  • Lunges.

Dynamic balance training

Training balance and stability while clients are moving is the most valuable form of training in terms of functionality, and typically presents the biggest challenge for older adults, particularly those who are older and frailer.

Suggested actions: 

  • Tightrope walk (aka tandem walk) – slowly, with heel to toes
  • Take two big steps, then step again and hold steady – forward, sideways, diagonally, backwards
  • Agility ladder
  • Step ups onto BOSU
  • BOSU step (or jump) arounds.

The most important consideration when training balance

It is critically important that all balance training activities are progressed or regressed to suit the individual client. This is essential in all training circumstances: on the gym floor, when personal training older adults and particularly in the group fitness setting, where close supervision of individuals can be difficult.
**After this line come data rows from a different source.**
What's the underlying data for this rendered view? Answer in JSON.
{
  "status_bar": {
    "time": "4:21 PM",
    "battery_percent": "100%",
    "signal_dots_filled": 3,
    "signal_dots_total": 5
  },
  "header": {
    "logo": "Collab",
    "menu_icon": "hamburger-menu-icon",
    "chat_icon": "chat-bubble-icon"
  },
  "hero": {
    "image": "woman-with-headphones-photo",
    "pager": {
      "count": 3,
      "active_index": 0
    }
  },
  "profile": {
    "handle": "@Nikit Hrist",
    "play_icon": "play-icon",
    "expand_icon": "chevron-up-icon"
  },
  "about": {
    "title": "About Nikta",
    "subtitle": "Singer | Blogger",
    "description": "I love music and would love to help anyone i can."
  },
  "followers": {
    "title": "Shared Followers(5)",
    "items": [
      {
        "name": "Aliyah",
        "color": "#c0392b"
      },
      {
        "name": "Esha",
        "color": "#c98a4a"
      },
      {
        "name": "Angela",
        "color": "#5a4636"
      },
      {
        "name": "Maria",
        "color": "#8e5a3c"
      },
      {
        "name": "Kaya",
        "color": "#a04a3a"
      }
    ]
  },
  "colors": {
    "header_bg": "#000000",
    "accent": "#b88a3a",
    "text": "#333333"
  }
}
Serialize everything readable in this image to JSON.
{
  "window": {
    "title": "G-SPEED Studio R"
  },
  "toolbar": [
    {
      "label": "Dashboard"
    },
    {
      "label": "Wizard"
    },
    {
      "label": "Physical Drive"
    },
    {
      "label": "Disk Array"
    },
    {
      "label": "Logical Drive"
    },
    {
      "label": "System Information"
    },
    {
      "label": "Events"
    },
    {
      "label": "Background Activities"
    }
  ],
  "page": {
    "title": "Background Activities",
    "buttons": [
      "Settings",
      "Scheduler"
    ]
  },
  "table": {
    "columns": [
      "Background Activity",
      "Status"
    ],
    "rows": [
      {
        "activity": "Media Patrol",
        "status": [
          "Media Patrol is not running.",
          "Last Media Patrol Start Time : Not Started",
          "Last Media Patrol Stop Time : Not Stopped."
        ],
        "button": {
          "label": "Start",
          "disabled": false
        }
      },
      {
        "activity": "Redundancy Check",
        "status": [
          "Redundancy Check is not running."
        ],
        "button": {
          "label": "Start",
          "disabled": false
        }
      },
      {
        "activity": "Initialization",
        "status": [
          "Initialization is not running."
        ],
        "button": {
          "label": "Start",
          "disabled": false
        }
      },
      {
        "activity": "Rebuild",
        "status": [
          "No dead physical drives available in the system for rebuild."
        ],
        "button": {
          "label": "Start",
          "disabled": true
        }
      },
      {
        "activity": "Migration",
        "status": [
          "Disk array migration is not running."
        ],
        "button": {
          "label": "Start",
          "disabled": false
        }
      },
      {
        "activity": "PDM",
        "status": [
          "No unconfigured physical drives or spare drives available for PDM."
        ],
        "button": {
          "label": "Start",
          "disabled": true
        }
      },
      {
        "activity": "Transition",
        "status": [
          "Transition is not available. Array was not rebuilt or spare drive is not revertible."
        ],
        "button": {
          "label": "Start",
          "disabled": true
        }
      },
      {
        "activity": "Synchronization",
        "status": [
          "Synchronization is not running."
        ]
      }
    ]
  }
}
The key is to select exercises that will challenge the client sufficiently while not putting them at unnecessary risk – this is where the experience and skill of the trainer becomes paramount. The most efficient and effective way to do this is to take the base moves (listed above), then regress or progress them using the following techniques:

To regress an exercise

  • Have more contact with the floor – constant or intermittent
  • Take a wider base of support (typically, feet wider apart)
  • Hold a steady gaze
  • Use external support, e.g. the wall, the back of a chair
  • Have arms abducted
  • Position a Swiss ball between the lumbar spine and the wall for lunges, squats and single leg squats
  • Instead of agility ladder, use chalk markings on hard floor or ribbons on carpet (diminishes trip hazard).

To progress an exercise

  • Lessen the points of support on the floor
  • Take a narrower base of support (feet closer together or move to only one foot)
  • Stand on an unstable base such as a BOSU, Duradisc, wobble board, high density sponge
  • Alter the gaze
  • Move the head – side to side or up and down
  • Rotate the body
  • Add elevation with step – this provides a psychological challenge
  • Add some external weight. Note that the challenge is further increased by holding the weight a greater distance from the body
  • Close the eyes (be very cautious with this one as the challenge is dramatically and suddenly increased when the eyes close)
  • Place the front foot on Duradisc or BOSU for lunges
  • Add a mental challenge (e.g. count backwards in 3s from a random number)
  • Move more slowly.
Be mindful of medications

Remain mindful that some medications can adversely affect our delicate balance mechanisms. Ask your client to check with their doctor if any of their medicines might be diminishing their ability to balance. Similarly, if you suspect there may be something organically wrong with your client, because all the training you are facilitating is getting them nowhere, refer them back to their doctor for medical follow-up.

 

Putting it all together

Balance is integral to every activity, which is why it is so important to keep it functioning as well as possible. Challenging your clients effectively, while keeping them safe, may require you to call upon all your skills and knowledge as a trainer, but you can be confident that you are creating life-enhancing, and often life-changing, experiences.

Group Fitness for the Young at Heart

A specialist in exercise for older adults, Paula has written an online Network Education course (5 CECs pending) to facilitate first class group exercise class design for this demographic. The course teaches you how to:

• Design a group fitness class for older adults
• Utilise your own particular skills to maximise the experience for your participants
• Select appropriate music for older adult classes
• Implement an effective class warm up
• Use the building blocks of movement to music choreography, along with their progressions
• Interact appropriately with older clients in a group setting.

For more information visit www.fitnessnetwork.com.au/cecs

 


Paula Todd, BSW
A fitness professional for over 18 years, Paula brings a wealth of knowledge and experience to her educational presentations. She is a group exercise instructor, gym instructor and personal trainer with a passion for working with older adults. Paula has also worked as a professional counsellor and social worker.